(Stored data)
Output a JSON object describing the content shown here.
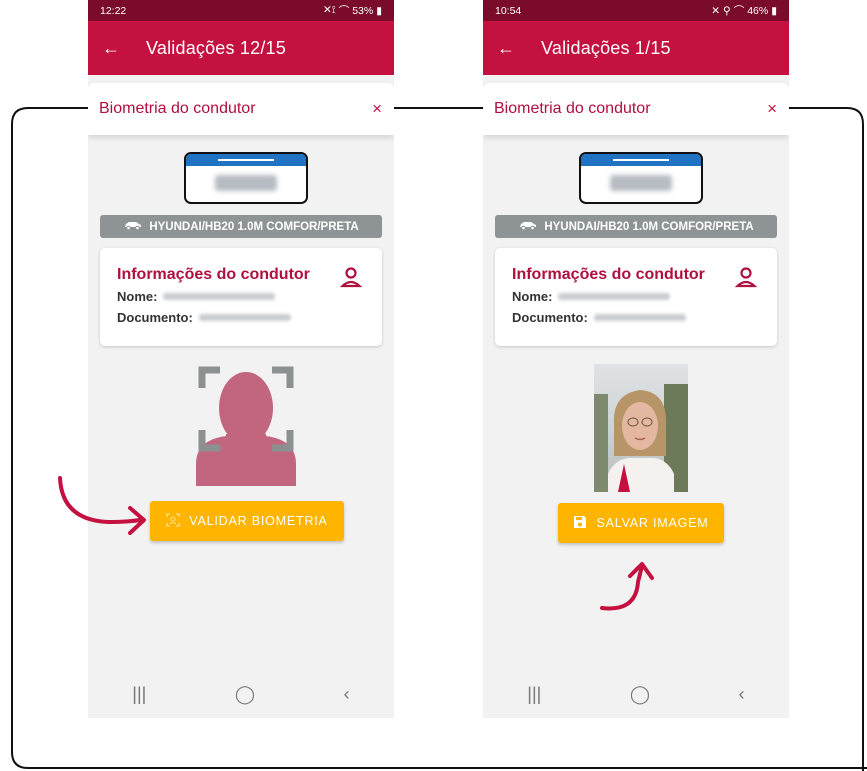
{
  "left_phone": {
    "status": {
      "time": "12:22",
      "battery": "53%"
    },
    "appbar": {
      "title": "Validações 12/15"
    },
    "sheet": {
      "title": "Biometria do condutor",
      "close": "×"
    },
    "vehicle": "HYUNDAI/HB20 1.0M COMFOR/PRETA",
    "driver": {
      "card_title": "Informações do condutor",
      "name_label": "Nome:",
      "document_label": "Documento:"
    },
    "button": {
      "label": "VALIDAR BIOMETRIA"
    }
  },
  "right_phone": {
    "status": {
      "time": "10:54",
      "battery": "46%"
    },
    "appbar": {
      "title": "Validações 1/15"
    },
    "sheet": {
      "title": "Biometria do condutor",
      "close": "×"
    },
    "vehicle": "HYUNDAI/HB20 1.0M COMFOR/PRETA",
    "driver": {
      "card_title": "Informações do condutor",
      "name_label": "Nome:",
      "document_label": "Documento:"
    },
    "button": {
      "label": "SALVAR IMAGEM"
    }
  },
  "navbar": {
    "recent": "|||",
    "home": "◯",
    "back": "‹"
  },
  "colors": {
    "primary": "#c4113f",
    "status": "#7a0b2b",
    "accent": "#ffb400",
    "plate_blue": "#1f73c2",
    "avatar": "#c26680"
  },
  "icons": [
    "back-arrow-icon",
    "close-icon",
    "car-icon",
    "user-icon",
    "face-scan-icon",
    "save-icon",
    "wifi-icon",
    "signal-icon",
    "battery-icon"
  ]
}
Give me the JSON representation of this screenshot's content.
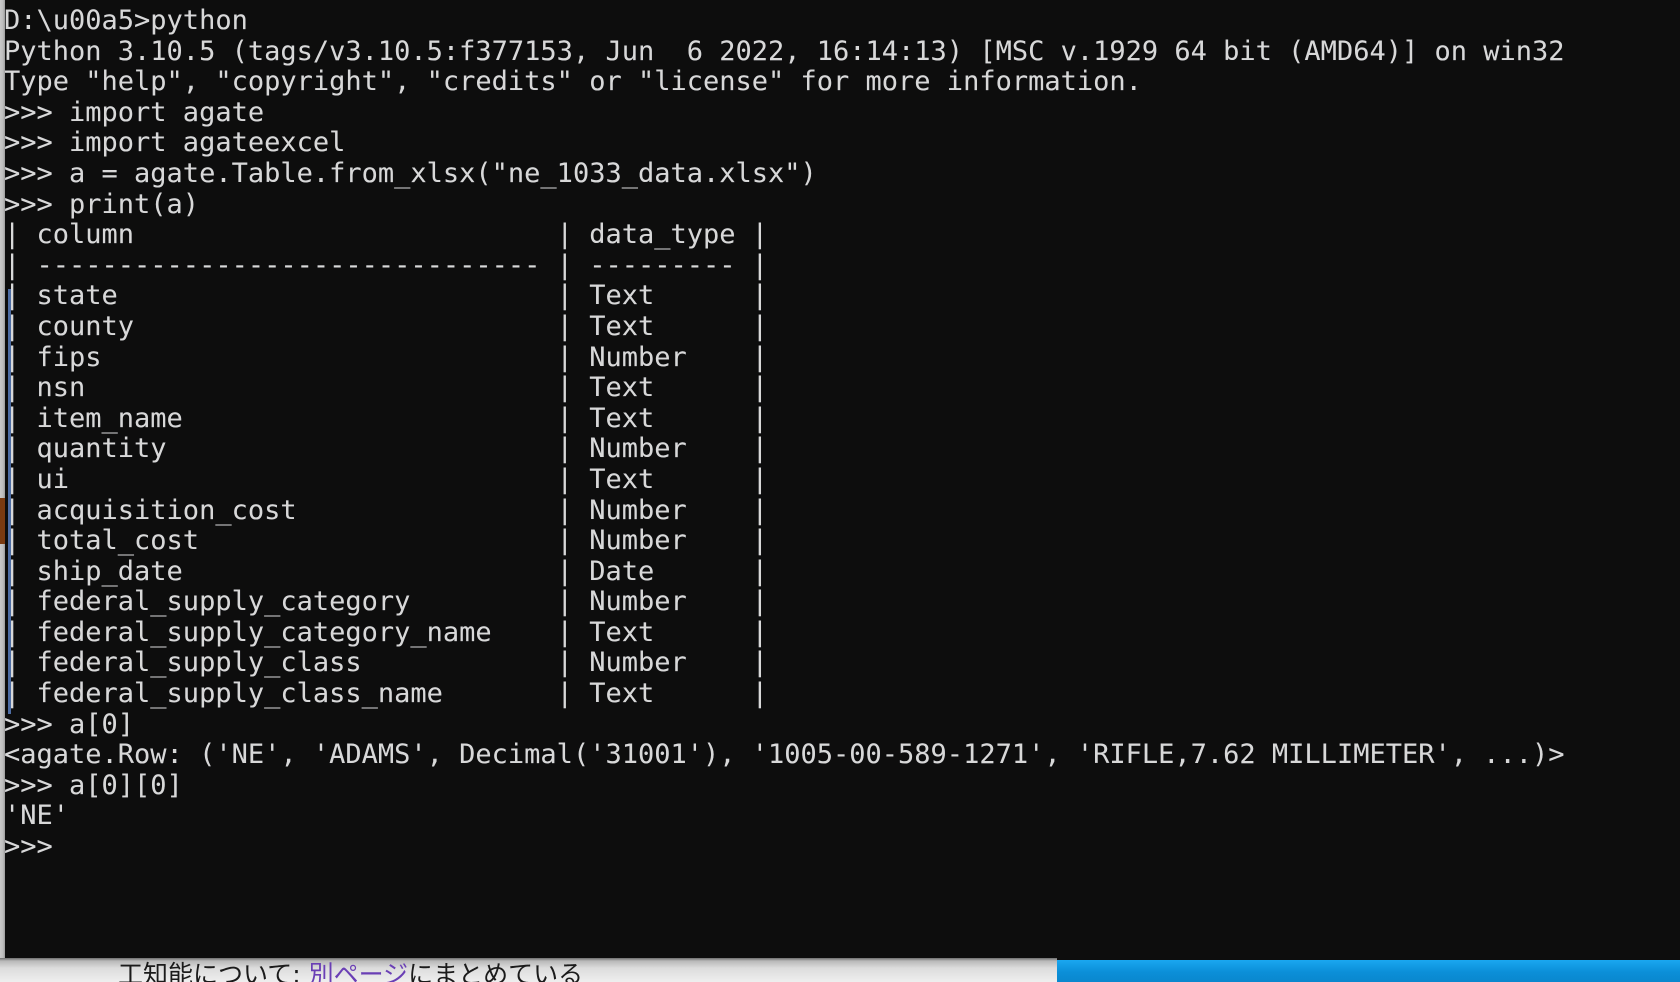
{
  "window": {
    "kind": "windows-command-prompt",
    "background_color": "#0d0d0d",
    "foreground_color": "#d8d8d8"
  },
  "console": {
    "lines": [
      "D:\\u00a5>python",
      "Python 3.10.5 (tags/v3.10.5:f377153, Jun  6 2022, 16:14:13) [MSC v.1929 64 bit (AMD64)] on win32",
      "Type \"help\", \"copyright\", \"credits\" or \"license\" for more information.",
      ">>> import agate",
      ">>> import agateexcel",
      ">>> a = agate.Table.from_xlsx(\"ne_1033_data.xlsx\")",
      ">>> print(a)",
      "| column                          | data_type |",
      "| ------------------------------- | --------- |",
      "| state                           | Text      |",
      "| county                          | Text      |",
      "| fips                            | Number    |",
      "| nsn                             | Text      |",
      "| item_name                       | Text      |",
      "| quantity                        | Number    |",
      "| ui                              | Text      |",
      "| acquisition_cost                | Number    |",
      "| total_cost                      | Number    |",
      "| ship_date                       | Date      |",
      "| federal_supply_category         | Number    |",
      "| federal_supply_category_name    | Text      |",
      "| federal_supply_class            | Number    |",
      "| federal_supply_class_name       | Text      |",
      "",
      ">>> a[0]",
      "<agate.Row: ('NE', 'ADAMS', Decimal('31001'), '1005-00-589-1271', 'RIFLE,7.62 MILLIMETER', ...)>",
      ">>> a[0][0]",
      "'NE'",
      ">>> "
    ],
    "prompt_symbol": ">>>",
    "shell_prompt": "D:\\u00a5>",
    "command_python": "python",
    "python_version_line": "Python 3.10.5 (tags/v3.10.5:f377153, Jun  6 2022, 16:14:13) [MSC v.1929 64 bit (AMD64)] on win32",
    "help_line": "Type \"help\", \"copyright\", \"credits\" or \"license\" for more information."
  },
  "table": {
    "headers": [
      "column",
      "data_type"
    ],
    "rows": [
      {
        "column": "state",
        "data_type": "Text"
      },
      {
        "column": "county",
        "data_type": "Text"
      },
      {
        "column": "fips",
        "data_type": "Number"
      },
      {
        "column": "nsn",
        "data_type": "Text"
      },
      {
        "column": "item_name",
        "data_type": "Text"
      },
      {
        "column": "quantity",
        "data_type": "Number"
      },
      {
        "column": "ui",
        "data_type": "Text"
      },
      {
        "column": "acquisition_cost",
        "data_type": "Number"
      },
      {
        "column": "total_cost",
        "data_type": "Number"
      },
      {
        "column": "ship_date",
        "data_type": "Date"
      },
      {
        "column": "federal_supply_category",
        "data_type": "Number"
      },
      {
        "column": "federal_supply_category_name",
        "data_type": "Text"
      },
      {
        "column": "federal_supply_class",
        "data_type": "Number"
      },
      {
        "column": "federal_supply_class_name",
        "data_type": "Text"
      }
    ]
  },
  "row_output": {
    "expression": ">>> a[0]",
    "value": "<agate.Row: ('NE', 'ADAMS', Decimal('31001'), '1005-00-589-1271', 'RIFLE,7.62 MILLIMETER', ...)>",
    "expression2": ">>> a[0][0]",
    "value2": "'NE'"
  },
  "background_page": {
    "text_before_link": "工知能について: ",
    "link_text": "別ページ",
    "text_after_link": "にまとめている",
    "link_color": "#6a3fb5"
  },
  "taskbar": {
    "accent_color": "#0b8fd8"
  }
}
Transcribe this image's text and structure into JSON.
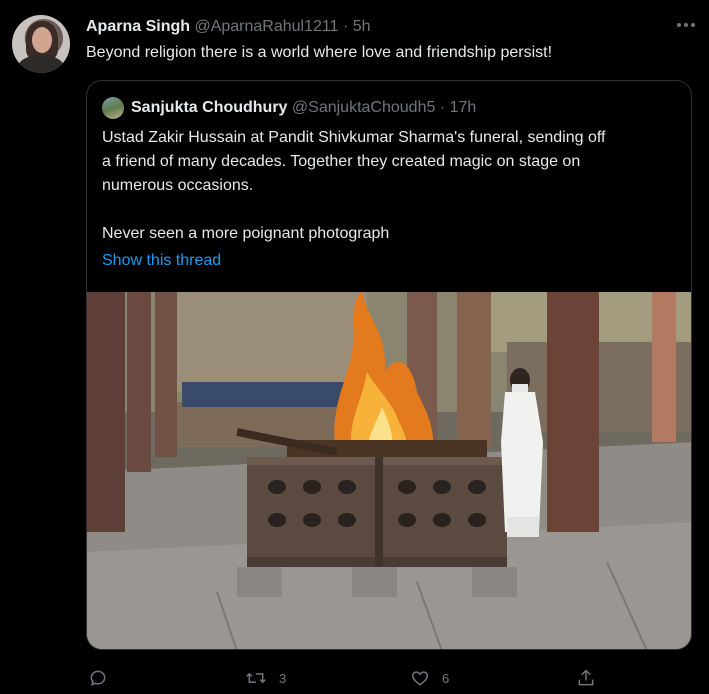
{
  "tweet": {
    "author_name": "Aparna Singh",
    "author_handle": "@AparnaRahul1211",
    "separator": "·",
    "time": "5h",
    "text": "Beyond religion there is a world where love and friendship  persist!"
  },
  "quoted_tweet": {
    "author_name": "Sanjukta Choudhury",
    "author_handle": "@SanjuktaChoudh5",
    "separator": "·",
    "time": "17h",
    "text_lines": [
      "Ustad Zakir Hussain at Pandit Shivkumar Sharma's funeral, sending off",
      "a friend of many decades. Together they created magic on stage on",
      "numerous occasions."
    ],
    "text_second": "Never seen a more poignant photograph",
    "show_thread": "Show this thread"
  },
  "actions": {
    "reply_icon": "reply-icon",
    "retweet_icon": "retweet-icon",
    "retweet_count": "3",
    "like_icon": "heart-icon",
    "like_count": "6",
    "share_icon": "share-icon"
  },
  "colors": {
    "background": "#000000",
    "text": "#e7e9ea",
    "muted": "#71767b",
    "link": "#1d9bf0",
    "border": "#2f3336"
  }
}
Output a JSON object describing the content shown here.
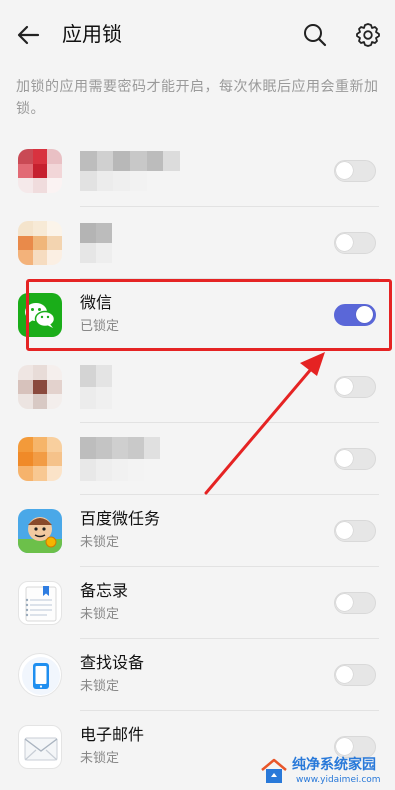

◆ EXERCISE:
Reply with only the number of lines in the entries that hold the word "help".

◆ EXPECTED ANSWER:
2